The influence of temperature on mineralization of plant litter and pre-existing soil organic matter (SOM) involves not only the prevailing temperature, but also how it has changed through time. However, little is known about how temperature variability through time influences mineralization processes. Here, we investigated how short-term temperature history affects the mineralization of SOM and plant litter in soils from different agricultural management systems. We used soils from a long-term experiment with conventional and organic management treatments to set up microcosms. The microcosms were exposed to eight days of contrasting temperature regimes (different mean temperatures and constant versus fluctuating temperatures). Microcosms were then returned to a common temperature of 16 °C, 13C-labelled plant litter was added to half of them, and CO2 efflux was measured over the following week. We found that SOM and litter mineralization were both sensitive to the temperature history, with lower mean temperatures during preliminary treatment associated with higher mineralization during the subsequent common-temperature incubation. This effect persisted through the week after temperature differences were removed. Different patterns of temperature fluctuation and agricultural management did not significantly affect mineralization during common-temperature incubation. The history sensitivity of litter mineralization, despite litter being added after temperature differences had ended, indicates that the temperature history effects may be driven by short-term microbial acclimation. We conclude that organic matter and litter mineralization, which are key processes in the carbon cycle, are sensitive to short-term temperature history. This suggests that future investigations of soil CO2 efflux may need to take recent weather effects into account.
- Mineralization dynamics
- Temperature sensitivity
- Soil carbon
- Priming effect
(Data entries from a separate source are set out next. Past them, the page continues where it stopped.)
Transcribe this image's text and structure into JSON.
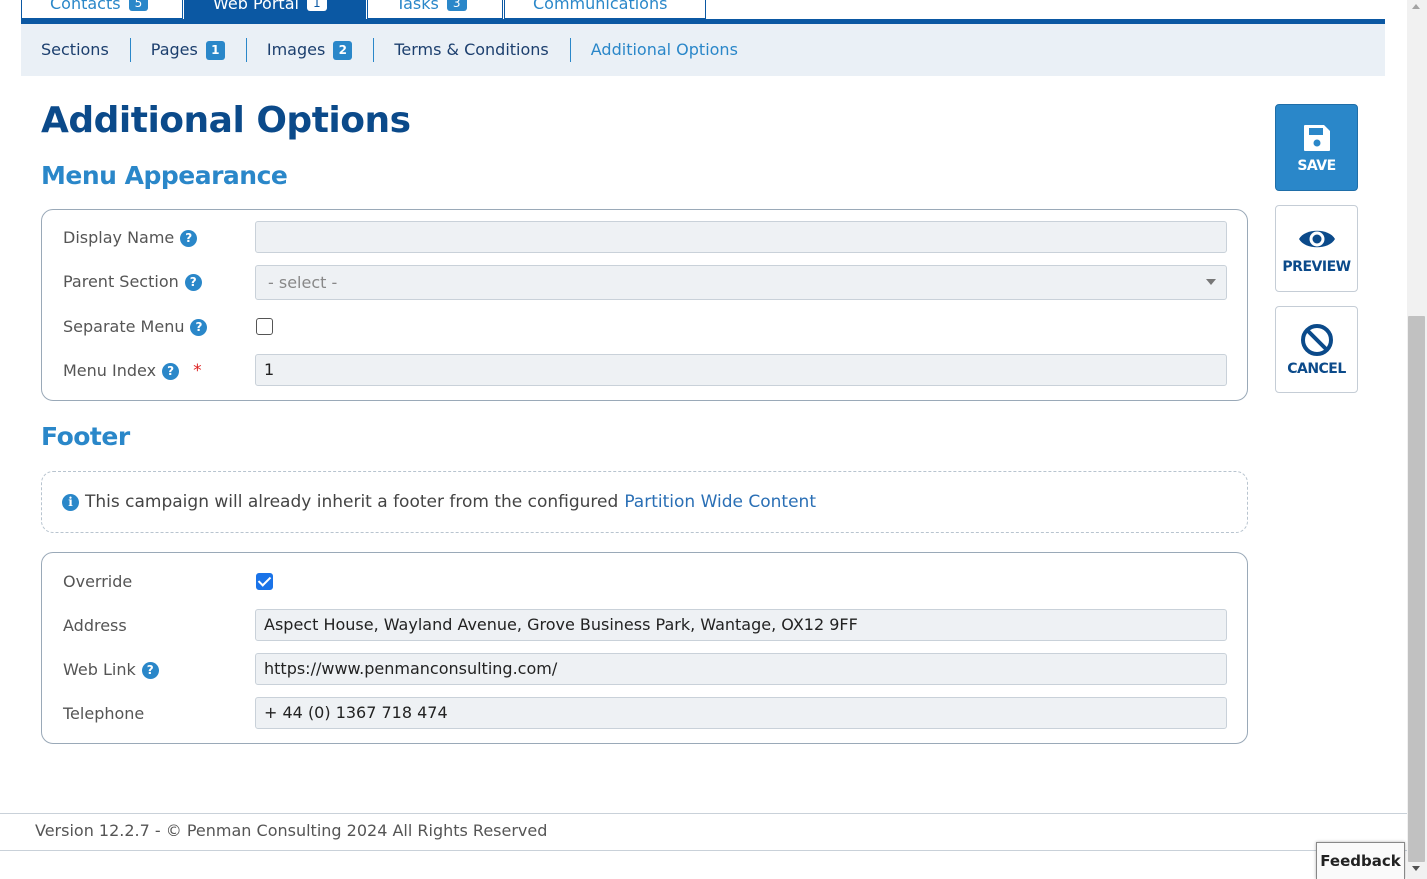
{
  "top_tabs": [
    {
      "label": "Contacts",
      "badge": "5",
      "active": false
    },
    {
      "label": "Web Portal",
      "badge": "1",
      "active": true
    },
    {
      "label": "Tasks",
      "badge": "3",
      "active": false
    },
    {
      "label": "Communications",
      "badge": "",
      "active": false
    }
  ],
  "subnav": {
    "sections": "Sections",
    "pages": "Pages",
    "pages_badge": "1",
    "images": "Images",
    "images_badge": "2",
    "terms": "Terms & Conditions",
    "additional": "Additional Options"
  },
  "page_title": "Additional Options",
  "menu_appearance": {
    "title": "Menu Appearance",
    "display_name_label": "Display Name",
    "display_name_value": "",
    "parent_section_label": "Parent Section",
    "parent_section_value": "- select -",
    "separate_menu_label": "Separate Menu",
    "separate_menu_checked": false,
    "menu_index_label": "Menu Index",
    "menu_index_required": "*",
    "menu_index_value": "1"
  },
  "footer_section": {
    "title": "Footer",
    "info_text": "This campaign will already inherit a footer from the configured",
    "info_link": "Partition Wide Content",
    "override_label": "Override",
    "override_checked": true,
    "address_label": "Address",
    "address_value": "Aspect House, Wayland Avenue, Grove Business Park, Wantage, OX12 9FF",
    "web_link_label": "Web Link",
    "web_link_value": "https://www.penmanconsulting.com/",
    "telephone_label": "Telephone",
    "telephone_value": "+ 44 (0) 1367 718 474"
  },
  "actions": {
    "save": "SAVE",
    "preview": "PREVIEW",
    "cancel": "CANCEL"
  },
  "help_glyph": "?",
  "info_glyph": "i",
  "footer_text": "Version 12.2.7 - © Penman Consulting 2024 All Rights Reserved",
  "feedback_label": "Feedback",
  "colors": {
    "primary": "#0b58a3",
    "accent": "#2a87c9",
    "title": "#0b4a8a"
  }
}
Dataset for: Short-term temperature history affects mineralization of fresh litter and extant soil organic matter, irrespective of agricultural management